Data records for software interfaces
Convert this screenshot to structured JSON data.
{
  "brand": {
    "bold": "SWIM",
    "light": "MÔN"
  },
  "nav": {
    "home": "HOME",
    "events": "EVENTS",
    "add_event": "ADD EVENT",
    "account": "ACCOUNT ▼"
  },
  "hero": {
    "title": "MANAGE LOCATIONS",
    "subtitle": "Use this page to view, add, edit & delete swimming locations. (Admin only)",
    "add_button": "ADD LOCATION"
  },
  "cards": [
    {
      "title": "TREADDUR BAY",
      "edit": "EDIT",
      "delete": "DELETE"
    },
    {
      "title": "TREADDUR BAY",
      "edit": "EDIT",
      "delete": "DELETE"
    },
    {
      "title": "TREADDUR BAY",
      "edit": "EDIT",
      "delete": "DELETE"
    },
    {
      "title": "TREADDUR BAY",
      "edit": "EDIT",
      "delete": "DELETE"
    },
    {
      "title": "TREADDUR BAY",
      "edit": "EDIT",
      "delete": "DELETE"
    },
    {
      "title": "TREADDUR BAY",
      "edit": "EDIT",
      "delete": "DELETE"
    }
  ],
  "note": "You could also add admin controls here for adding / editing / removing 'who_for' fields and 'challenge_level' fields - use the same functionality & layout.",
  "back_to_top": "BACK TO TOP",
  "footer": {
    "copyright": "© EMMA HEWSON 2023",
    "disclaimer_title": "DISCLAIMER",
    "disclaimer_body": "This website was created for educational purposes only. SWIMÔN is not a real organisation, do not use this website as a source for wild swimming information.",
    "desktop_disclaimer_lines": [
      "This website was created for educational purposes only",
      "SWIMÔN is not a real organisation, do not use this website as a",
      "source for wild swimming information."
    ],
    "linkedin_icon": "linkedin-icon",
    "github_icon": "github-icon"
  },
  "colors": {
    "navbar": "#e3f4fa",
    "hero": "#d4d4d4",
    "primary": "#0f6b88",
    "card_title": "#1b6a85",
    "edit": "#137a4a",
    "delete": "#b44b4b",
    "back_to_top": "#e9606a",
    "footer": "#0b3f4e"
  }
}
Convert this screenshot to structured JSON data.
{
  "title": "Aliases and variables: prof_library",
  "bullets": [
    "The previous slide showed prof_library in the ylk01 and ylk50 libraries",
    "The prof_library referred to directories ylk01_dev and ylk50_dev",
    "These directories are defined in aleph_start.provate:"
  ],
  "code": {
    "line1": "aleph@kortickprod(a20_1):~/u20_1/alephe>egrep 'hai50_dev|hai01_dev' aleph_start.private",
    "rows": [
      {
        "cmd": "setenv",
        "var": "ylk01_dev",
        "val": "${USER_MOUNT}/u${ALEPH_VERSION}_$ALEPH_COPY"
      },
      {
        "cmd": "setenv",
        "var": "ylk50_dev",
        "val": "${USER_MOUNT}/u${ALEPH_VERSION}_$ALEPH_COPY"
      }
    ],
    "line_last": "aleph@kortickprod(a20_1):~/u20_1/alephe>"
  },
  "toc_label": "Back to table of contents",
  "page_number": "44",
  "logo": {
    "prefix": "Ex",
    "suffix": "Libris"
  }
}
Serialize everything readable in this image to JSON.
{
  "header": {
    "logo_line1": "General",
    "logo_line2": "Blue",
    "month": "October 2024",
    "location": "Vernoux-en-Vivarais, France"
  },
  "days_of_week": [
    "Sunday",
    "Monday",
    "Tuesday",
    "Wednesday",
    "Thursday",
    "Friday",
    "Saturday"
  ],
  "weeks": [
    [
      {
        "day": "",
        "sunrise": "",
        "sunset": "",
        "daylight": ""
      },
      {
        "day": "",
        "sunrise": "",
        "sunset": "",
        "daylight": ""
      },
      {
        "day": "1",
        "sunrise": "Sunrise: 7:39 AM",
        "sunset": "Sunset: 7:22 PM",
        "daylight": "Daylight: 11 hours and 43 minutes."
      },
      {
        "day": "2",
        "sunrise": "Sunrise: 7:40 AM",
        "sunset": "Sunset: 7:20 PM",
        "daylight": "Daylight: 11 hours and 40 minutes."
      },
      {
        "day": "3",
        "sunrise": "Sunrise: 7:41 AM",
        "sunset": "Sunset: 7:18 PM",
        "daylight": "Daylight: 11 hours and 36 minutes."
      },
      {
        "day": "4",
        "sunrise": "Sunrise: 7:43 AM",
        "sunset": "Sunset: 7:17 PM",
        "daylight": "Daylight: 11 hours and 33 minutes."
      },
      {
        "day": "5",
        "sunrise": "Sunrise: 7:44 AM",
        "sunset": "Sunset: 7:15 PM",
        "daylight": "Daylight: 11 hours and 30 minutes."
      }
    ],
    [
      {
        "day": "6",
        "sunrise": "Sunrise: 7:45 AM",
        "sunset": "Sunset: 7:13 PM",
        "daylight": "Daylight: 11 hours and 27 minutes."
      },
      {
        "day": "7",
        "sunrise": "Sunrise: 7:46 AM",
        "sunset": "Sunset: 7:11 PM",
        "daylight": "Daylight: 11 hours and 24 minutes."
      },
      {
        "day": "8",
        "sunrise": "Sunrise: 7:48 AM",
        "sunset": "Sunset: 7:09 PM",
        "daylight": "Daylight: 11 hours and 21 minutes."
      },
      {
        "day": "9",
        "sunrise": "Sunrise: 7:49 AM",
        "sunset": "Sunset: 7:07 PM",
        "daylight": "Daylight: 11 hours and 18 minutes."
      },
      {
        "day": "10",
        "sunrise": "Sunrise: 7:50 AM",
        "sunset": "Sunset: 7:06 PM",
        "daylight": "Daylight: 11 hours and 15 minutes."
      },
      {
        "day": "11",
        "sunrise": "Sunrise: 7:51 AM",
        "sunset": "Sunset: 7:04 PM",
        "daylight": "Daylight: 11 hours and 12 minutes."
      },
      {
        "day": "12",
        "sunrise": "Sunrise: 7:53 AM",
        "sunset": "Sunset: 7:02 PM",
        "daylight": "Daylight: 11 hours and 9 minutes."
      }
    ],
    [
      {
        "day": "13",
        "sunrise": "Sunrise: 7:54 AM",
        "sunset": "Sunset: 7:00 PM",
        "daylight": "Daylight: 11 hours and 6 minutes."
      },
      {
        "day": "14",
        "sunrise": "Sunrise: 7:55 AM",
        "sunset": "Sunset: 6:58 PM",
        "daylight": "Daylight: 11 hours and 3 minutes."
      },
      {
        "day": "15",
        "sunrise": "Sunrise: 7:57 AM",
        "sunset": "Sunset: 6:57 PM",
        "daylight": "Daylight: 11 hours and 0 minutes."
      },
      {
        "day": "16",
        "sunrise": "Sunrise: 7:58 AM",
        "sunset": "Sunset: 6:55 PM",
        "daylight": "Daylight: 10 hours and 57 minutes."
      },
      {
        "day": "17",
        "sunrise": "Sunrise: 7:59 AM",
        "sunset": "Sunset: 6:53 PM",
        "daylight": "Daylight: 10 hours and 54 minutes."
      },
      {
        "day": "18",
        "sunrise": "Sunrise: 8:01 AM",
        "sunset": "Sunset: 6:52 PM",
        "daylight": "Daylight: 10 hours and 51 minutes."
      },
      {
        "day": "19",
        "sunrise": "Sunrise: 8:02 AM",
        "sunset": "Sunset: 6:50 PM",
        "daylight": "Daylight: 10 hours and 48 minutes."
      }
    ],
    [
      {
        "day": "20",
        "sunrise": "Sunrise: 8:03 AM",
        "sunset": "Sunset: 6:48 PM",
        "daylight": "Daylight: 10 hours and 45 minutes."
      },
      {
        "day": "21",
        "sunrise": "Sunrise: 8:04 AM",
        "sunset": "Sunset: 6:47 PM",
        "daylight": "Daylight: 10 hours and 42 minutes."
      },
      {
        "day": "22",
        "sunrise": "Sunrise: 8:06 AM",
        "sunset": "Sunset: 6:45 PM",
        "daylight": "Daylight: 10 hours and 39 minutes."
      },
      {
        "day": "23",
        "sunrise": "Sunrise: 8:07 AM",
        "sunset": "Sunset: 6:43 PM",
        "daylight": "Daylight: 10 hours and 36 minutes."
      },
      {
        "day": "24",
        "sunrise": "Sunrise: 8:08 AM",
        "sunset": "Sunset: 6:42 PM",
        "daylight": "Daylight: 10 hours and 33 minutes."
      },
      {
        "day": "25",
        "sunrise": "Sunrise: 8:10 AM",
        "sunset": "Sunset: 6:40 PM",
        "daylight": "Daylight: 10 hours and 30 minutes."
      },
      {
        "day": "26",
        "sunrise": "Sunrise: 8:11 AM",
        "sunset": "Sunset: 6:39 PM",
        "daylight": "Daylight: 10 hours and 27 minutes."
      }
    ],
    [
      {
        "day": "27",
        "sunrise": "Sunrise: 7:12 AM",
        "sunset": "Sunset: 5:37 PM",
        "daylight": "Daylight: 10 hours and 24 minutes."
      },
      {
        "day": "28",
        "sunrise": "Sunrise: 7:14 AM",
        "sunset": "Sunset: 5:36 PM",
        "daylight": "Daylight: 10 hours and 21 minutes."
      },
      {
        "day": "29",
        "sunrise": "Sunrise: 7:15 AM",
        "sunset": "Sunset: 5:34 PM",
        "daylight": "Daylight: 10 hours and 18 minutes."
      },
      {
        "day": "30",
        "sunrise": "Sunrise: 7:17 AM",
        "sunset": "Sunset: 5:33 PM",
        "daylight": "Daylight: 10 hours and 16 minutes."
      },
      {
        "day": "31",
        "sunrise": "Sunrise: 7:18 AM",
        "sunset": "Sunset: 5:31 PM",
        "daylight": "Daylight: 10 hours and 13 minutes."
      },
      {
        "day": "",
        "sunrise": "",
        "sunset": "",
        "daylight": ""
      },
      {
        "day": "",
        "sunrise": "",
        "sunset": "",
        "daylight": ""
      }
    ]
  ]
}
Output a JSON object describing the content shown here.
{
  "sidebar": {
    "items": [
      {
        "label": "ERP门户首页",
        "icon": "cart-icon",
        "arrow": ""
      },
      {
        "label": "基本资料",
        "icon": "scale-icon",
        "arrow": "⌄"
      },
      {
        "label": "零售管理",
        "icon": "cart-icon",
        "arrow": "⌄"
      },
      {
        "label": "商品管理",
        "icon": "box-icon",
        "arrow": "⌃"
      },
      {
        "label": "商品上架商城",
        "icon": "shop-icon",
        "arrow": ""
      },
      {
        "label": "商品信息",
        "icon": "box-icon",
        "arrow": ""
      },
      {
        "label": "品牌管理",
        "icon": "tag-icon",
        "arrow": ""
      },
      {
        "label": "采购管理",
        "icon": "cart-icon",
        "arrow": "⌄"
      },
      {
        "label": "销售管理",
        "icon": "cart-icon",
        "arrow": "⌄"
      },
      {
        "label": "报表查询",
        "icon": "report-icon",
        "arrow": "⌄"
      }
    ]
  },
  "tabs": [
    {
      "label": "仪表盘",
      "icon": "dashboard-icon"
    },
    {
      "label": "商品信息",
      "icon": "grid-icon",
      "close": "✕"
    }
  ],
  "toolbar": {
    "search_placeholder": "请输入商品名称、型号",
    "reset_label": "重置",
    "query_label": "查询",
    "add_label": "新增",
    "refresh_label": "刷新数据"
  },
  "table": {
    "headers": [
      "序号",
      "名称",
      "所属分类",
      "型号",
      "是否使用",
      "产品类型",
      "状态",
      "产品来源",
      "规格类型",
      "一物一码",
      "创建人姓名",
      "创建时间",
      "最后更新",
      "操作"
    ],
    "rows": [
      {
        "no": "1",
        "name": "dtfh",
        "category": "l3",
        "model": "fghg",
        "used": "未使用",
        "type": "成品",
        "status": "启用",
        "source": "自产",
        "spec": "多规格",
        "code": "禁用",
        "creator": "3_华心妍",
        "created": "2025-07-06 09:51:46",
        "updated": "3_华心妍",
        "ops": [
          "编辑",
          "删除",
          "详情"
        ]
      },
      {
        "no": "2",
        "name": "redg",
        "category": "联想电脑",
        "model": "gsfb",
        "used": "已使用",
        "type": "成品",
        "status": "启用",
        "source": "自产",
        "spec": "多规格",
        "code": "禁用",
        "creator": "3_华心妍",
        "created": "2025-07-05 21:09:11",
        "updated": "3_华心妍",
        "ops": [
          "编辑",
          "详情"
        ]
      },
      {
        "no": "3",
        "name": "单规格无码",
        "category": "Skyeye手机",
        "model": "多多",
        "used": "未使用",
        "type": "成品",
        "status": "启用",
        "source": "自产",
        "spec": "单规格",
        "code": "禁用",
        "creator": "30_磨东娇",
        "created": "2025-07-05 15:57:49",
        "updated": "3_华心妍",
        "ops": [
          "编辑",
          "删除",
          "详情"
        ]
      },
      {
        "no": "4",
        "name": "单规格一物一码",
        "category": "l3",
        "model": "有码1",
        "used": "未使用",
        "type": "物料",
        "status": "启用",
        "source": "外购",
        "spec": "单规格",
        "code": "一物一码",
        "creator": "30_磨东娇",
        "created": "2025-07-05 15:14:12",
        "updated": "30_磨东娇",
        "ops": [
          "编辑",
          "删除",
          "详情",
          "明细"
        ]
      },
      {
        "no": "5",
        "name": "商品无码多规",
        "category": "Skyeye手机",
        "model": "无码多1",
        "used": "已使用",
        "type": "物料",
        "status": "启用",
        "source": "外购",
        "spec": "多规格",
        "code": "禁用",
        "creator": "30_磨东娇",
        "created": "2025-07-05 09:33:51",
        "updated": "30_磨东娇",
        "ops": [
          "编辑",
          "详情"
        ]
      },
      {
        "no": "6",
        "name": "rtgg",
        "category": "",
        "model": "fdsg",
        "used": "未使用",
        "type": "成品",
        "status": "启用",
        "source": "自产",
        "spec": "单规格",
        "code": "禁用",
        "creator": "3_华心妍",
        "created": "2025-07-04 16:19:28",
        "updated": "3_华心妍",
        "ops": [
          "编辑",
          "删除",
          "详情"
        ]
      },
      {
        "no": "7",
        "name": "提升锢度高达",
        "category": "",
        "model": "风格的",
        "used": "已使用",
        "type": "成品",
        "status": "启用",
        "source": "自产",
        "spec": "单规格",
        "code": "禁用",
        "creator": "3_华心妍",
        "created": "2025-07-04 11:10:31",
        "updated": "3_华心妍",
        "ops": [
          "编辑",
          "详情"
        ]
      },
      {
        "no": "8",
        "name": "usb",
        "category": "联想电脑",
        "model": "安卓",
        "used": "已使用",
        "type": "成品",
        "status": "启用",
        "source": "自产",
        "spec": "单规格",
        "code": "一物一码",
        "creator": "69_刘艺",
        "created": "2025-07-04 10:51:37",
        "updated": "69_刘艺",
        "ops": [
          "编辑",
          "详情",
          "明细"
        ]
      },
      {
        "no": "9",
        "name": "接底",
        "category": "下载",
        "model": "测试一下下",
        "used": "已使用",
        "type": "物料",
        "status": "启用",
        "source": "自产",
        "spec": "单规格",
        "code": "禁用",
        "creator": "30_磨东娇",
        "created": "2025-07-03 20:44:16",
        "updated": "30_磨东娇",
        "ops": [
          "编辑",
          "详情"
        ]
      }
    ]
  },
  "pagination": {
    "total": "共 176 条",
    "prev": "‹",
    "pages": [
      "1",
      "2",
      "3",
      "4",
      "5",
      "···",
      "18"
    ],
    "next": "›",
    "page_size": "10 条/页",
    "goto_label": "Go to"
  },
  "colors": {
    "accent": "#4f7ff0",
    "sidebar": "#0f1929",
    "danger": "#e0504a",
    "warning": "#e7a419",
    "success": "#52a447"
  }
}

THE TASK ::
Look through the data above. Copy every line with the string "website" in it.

TASK ANSWER ::
    "disclaimer_body": "This website was created for educational purposes only. SWIMÔN is not a real organisation, do not use this website as a source for wild swimming information.",
      "This website was created for educational purposes only",
      "SWIMÔN is not a real organisation, do not use this website as a",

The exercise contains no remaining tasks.